    mm, don’t mention the war. My Grandad was in WW1 somewhere, God knows where. He died in the early 50’s just before I was born. All I know is that he is buried in the veterans cemetery in Aramoho in Wanganui and was in the Scottish Borderers and I have one of his medals.
    The old man said naff all, as in nothing, about the war but my sister has some brown and white photos of dead “opposition” soldiers in the Pacific. Glad they survived (being selfish here) as so many didn’t.

  • arnold

    Whale – agree with you a bit –
    well today was the 35 year my family has put poppies on the returned servicemen and womens graves at old Porirua cemetery.
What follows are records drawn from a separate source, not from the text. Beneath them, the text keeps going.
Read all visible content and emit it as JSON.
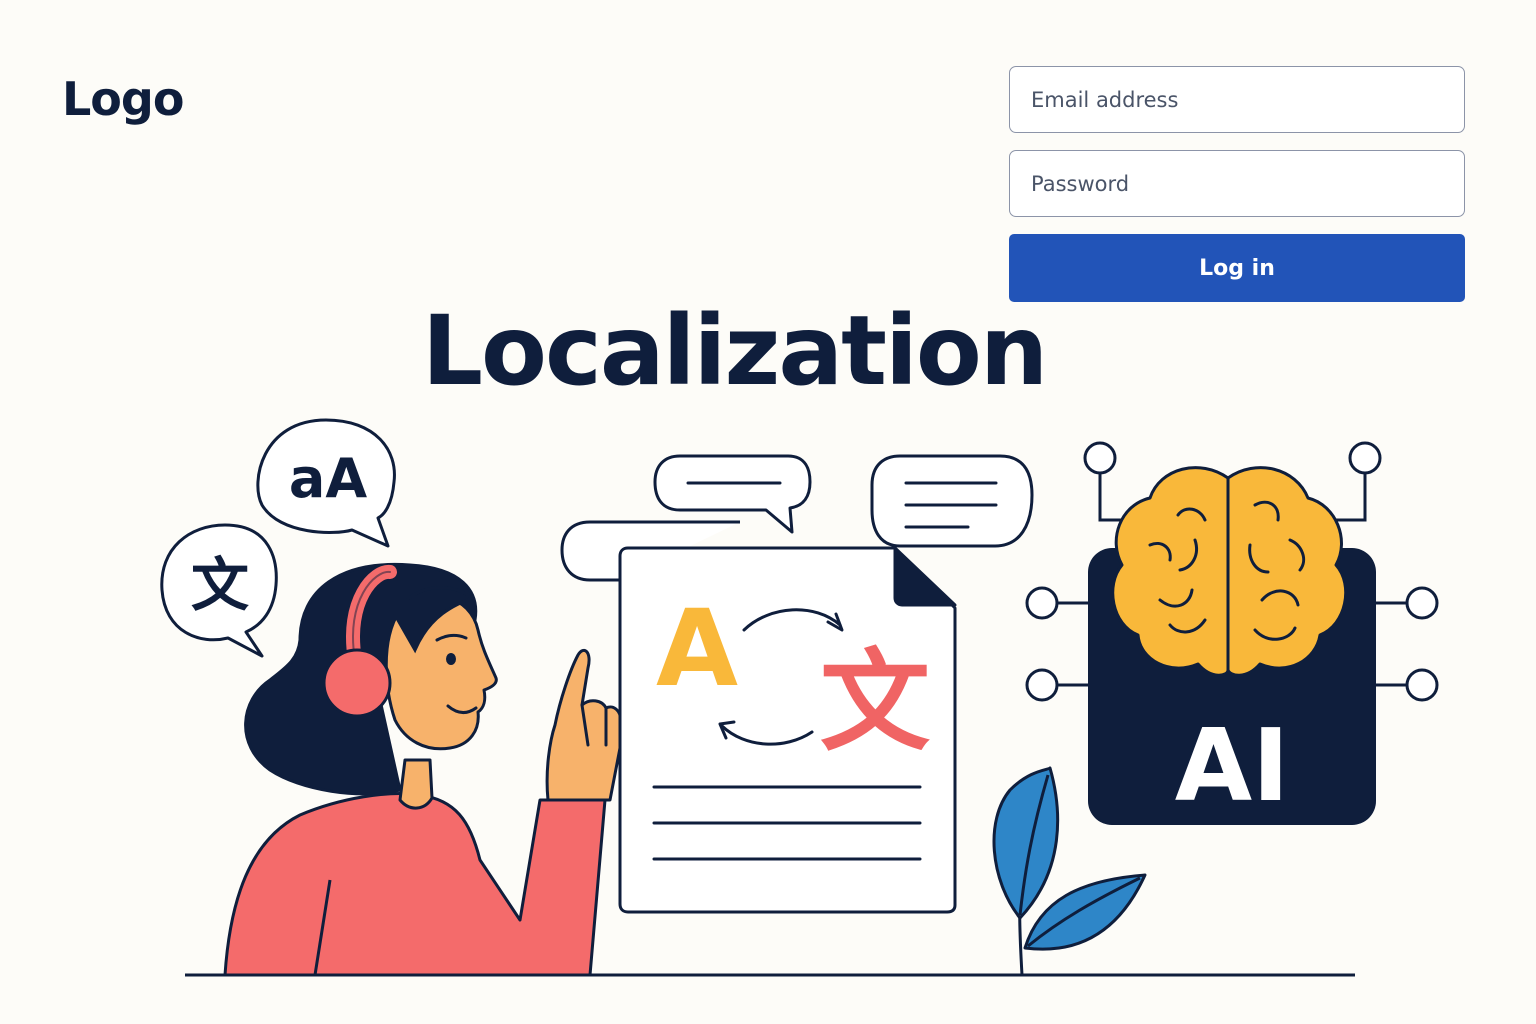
{
  "header": {
    "logo": "Logo"
  },
  "login": {
    "email_placeholder": "Email address",
    "password_placeholder": "Password",
    "submit_label": "Log in"
  },
  "hero": {
    "title": "Localization",
    "bubble_aA": "aA",
    "bubble_zh": "文",
    "doc_letter_latin": "A",
    "doc_letter_cjk": "文",
    "ai_label": "AI"
  },
  "icons": [
    "translate-bubble-icon",
    "case-bubble-icon",
    "document-translate-icon",
    "chat-bubble-icon",
    "brain-icon",
    "circuit-node-icon",
    "leaf-icon"
  ],
  "colors": {
    "background": "#fdfcf8",
    "ink": "#0f1e3c",
    "button": "#2254b8",
    "coral": "#f46b6b",
    "skin": "#f7b26b",
    "yellow": "#f9b83a",
    "blue_leaf": "#2e86c8",
    "red_glyph": "#f06464"
  }
}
The youngest today is 4 and the eldest in mid 80’s – my dad is buried there, my uncle is buried in Germany, shot down in 1943, cousin killed escaping Japanese prisoner of war camp, grandfather WW1 didn’t die but was never the same – buried in New Plymouth, g-g-uncle killed xmas eve 1916 in France…yes i know them all, been going to dawn parades for over 40 years…I also had my kids at both Vietnam vets parades in wellington, holding up signs saying “thanks – job well done” and thank you and welcome home’ – I do not idolise war, but I respect those that put their lives on the line,some didn’t return and some were never the same – so to me Anzac day is my day for being a New Zealander, my day for remembering those of my family who paid the ultimate price and my day for saying “good on ya mate”

  • lesterpk

    I agree Whale, Aussie has ANZAC Day sorted. As a serviceman I have taken part in 3 ANZAC Days in Aussie, each one much more memorable than any I have been to in NZ. On my first one, to see crowds lining the street 4-5 deep, clapping and cheering, was something I will never forget.
    I parade for all those that came before me, but especially for my father and his brothers. My father was taken POW in Servia and spent 4 years as a POW, his brother was killed in Crete and is buried there. I try to instil in my own children the respect that these men earned with their blood. We owe them so much.